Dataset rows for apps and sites
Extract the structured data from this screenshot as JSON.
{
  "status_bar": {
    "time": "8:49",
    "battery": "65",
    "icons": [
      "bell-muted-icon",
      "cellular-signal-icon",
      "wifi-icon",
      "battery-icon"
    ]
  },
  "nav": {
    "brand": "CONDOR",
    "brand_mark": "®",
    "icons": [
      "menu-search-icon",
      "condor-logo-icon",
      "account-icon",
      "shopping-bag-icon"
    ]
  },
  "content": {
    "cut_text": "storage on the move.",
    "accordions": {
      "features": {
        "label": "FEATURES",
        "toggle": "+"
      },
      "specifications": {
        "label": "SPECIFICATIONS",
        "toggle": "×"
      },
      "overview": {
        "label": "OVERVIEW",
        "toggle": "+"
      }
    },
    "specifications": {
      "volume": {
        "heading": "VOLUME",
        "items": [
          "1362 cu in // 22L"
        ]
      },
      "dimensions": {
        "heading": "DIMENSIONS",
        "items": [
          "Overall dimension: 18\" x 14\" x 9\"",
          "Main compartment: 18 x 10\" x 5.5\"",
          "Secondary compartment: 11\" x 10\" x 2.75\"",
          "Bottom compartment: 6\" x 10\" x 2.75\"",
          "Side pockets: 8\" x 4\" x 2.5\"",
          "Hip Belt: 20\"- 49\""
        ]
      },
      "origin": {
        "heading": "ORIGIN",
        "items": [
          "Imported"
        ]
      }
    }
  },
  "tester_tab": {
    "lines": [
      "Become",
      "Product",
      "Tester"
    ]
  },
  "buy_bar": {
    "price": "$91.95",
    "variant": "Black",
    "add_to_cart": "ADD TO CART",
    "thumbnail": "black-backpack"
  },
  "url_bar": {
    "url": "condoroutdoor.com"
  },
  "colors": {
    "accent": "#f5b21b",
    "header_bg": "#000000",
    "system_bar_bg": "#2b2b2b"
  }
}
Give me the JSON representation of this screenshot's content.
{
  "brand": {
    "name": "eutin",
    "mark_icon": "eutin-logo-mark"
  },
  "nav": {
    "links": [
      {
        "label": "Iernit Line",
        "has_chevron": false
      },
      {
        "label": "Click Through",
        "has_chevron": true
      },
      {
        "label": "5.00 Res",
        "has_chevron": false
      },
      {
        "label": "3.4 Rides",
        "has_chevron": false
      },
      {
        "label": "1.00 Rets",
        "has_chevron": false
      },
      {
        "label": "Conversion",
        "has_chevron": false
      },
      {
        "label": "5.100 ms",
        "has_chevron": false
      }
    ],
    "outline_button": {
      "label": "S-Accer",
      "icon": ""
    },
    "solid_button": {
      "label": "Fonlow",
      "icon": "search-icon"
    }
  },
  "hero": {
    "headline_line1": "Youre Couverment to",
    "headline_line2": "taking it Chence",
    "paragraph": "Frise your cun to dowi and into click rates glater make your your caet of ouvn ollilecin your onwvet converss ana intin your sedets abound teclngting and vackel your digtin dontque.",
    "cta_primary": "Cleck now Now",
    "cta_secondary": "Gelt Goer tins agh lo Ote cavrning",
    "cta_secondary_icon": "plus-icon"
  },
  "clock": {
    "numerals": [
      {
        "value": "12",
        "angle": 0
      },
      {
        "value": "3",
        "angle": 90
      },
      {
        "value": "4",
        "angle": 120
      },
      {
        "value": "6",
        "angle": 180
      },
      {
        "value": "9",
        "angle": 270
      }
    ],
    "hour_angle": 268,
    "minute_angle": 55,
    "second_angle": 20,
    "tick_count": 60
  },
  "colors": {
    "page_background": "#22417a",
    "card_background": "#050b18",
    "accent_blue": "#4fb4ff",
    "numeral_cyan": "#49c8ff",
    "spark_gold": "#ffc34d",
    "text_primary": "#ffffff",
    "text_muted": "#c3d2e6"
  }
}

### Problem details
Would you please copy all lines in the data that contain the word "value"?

### Problem solution
        "value": "12",
        "value": "3",
        "value": "4",
        "value": "6",
        "value": "9",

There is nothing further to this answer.